Otto Hellmuth (July 22, 1896 – April 20, 1968) was a member of the Nazi Party.
Born at Markt Einersheim, he was Gauleiter of the German region of Lower Franconia (Unterfranken) from 1928 to 1945. His home and office were in Würzburg, the capital of the Gau Mainfranken. By 1935, Hellmuth had his Gau renamed as Mainfranken. After World War II, the region's original name was reinstated. He entered service as a Kriegsfreiwilliger, assigned successively to 9. Bayerisches Infanterie-Regiment, 4. Reserve-Infanterie-Regiment, and 8. Landwehr-Infanterie-Regiment. He was wounded in action four times during World War I. He returned to Germany in October, 1918 after being severely gassed.
Over most of his term as Gauleiter, Hellmuth was not an impressive personality. Joseph Goebbels saw him as "a most retiring unassuming Gauleiter in whom one had not too much confidence." However, Hellmuth defended his Gau vigorously in the spring of 1945, as Goebbels noted in his diary on April 2.
In 1947, Hellmuth was accused of complicity in the murders of Allied aircraft pilots. He was tried at Dachau and sentenced to death. This sentence was later commuted to life imprisonment. He was released in 1955.
Hellmuth died in Reutlingen in 1968.
- Gau Mainfranken at the Wayback Machine (archived October 29, 2009)

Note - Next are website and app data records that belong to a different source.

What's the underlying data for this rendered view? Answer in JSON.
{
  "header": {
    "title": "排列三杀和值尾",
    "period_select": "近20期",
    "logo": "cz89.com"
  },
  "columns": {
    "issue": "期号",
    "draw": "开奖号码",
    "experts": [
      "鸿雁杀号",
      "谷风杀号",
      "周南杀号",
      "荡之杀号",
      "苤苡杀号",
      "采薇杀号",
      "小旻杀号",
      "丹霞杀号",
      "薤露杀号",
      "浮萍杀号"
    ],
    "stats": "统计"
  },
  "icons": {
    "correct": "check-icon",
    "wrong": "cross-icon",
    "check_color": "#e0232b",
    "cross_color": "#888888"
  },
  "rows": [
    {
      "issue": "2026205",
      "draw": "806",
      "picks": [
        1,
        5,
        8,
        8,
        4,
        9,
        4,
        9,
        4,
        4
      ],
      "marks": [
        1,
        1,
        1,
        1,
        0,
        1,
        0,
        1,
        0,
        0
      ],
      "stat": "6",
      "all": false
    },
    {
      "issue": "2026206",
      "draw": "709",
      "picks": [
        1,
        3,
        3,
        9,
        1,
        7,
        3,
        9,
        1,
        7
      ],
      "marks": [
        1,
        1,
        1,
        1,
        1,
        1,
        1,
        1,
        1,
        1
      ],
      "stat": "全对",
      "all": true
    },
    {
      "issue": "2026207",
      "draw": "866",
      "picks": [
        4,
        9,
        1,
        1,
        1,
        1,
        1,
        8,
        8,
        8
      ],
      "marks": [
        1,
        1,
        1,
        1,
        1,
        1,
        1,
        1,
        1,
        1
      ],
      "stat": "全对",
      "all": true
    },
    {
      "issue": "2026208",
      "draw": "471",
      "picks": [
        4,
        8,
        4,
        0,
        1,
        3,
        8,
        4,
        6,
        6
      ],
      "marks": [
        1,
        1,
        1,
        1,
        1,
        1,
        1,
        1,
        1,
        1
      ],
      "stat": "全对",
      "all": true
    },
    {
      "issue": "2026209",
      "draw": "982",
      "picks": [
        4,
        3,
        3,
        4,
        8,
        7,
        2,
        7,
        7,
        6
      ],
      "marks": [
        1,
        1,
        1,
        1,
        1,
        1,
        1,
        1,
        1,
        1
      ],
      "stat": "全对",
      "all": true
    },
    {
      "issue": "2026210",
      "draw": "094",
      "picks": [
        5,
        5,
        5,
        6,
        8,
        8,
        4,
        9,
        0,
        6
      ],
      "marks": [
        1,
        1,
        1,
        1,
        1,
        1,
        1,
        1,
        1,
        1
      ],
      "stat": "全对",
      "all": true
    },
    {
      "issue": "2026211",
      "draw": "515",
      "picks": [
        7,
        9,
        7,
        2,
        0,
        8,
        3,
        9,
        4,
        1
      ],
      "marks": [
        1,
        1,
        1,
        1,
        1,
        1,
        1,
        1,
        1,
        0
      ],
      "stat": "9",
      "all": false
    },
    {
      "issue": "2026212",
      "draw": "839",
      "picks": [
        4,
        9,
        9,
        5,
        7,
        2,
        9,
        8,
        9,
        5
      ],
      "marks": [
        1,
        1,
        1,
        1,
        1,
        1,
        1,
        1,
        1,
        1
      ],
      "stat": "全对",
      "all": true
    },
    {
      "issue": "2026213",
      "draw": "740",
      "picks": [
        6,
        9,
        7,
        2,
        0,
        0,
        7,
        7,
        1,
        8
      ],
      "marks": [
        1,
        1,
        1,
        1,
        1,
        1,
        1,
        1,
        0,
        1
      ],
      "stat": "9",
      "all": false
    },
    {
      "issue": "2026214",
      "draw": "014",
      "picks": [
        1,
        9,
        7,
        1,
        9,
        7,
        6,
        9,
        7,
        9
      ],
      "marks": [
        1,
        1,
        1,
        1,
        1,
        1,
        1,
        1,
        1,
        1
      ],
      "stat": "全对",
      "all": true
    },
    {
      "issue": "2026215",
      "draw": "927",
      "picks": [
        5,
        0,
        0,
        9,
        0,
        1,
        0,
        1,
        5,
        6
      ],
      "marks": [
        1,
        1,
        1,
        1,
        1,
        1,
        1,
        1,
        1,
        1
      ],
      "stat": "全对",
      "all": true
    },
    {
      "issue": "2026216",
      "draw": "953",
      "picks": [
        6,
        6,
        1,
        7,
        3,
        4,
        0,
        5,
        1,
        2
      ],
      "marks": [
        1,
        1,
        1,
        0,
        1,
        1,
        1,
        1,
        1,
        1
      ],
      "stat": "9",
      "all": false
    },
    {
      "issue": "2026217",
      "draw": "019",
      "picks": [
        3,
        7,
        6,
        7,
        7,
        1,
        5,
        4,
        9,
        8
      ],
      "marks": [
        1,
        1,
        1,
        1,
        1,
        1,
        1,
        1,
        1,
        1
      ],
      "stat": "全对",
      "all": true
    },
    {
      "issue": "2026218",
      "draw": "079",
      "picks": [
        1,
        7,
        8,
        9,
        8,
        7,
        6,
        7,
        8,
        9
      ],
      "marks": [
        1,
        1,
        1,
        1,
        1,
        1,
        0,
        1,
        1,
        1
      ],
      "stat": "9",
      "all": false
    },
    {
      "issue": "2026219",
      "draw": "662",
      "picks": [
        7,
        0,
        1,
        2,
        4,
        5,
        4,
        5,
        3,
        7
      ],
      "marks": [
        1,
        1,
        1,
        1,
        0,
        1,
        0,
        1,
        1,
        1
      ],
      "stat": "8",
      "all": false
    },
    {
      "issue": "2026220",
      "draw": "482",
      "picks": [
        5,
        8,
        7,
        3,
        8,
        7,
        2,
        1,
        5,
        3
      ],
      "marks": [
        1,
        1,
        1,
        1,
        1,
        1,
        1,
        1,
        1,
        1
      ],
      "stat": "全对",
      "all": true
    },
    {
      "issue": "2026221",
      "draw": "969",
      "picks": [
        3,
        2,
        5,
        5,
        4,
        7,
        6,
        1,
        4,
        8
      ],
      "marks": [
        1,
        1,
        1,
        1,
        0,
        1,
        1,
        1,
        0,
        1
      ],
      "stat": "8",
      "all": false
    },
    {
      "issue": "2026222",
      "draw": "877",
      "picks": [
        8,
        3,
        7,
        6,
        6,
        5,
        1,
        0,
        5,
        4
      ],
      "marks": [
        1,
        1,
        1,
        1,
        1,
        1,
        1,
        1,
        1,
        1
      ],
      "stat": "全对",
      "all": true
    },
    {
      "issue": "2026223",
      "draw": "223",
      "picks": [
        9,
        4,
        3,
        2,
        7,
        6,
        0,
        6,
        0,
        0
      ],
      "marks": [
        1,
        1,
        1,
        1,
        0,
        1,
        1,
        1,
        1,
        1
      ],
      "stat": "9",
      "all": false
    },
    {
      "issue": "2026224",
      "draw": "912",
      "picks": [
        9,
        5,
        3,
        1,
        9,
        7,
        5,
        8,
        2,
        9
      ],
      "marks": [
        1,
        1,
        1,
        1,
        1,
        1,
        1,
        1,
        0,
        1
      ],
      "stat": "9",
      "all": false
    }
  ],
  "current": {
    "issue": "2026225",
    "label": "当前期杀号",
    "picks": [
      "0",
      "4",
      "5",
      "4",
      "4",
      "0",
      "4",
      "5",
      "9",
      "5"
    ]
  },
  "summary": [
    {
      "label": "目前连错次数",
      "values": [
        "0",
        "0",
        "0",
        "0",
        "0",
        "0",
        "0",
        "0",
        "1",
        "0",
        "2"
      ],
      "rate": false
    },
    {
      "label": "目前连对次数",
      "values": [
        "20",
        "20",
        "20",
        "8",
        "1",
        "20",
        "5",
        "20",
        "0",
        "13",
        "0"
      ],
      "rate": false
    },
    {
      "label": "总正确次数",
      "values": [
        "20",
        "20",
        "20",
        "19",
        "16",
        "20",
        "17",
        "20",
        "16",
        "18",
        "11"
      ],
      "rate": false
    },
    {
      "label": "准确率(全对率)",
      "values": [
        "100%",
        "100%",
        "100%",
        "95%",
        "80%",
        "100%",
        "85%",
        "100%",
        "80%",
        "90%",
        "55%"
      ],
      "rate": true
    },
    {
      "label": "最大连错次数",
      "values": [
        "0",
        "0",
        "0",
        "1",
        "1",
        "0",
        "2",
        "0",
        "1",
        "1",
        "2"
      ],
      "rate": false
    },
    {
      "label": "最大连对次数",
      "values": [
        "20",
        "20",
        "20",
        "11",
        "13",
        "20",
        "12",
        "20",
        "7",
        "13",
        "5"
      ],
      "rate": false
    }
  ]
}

- Gauleiter: The Regional Leaders Of The Nazi Party And Their Deputies, 1925-1945 (Herbert Albrecht-H. Wilhelm Huttmann)-Volume 1 Michael D. Miller and Andreas Schulz R. James Bender Publishing, 2012.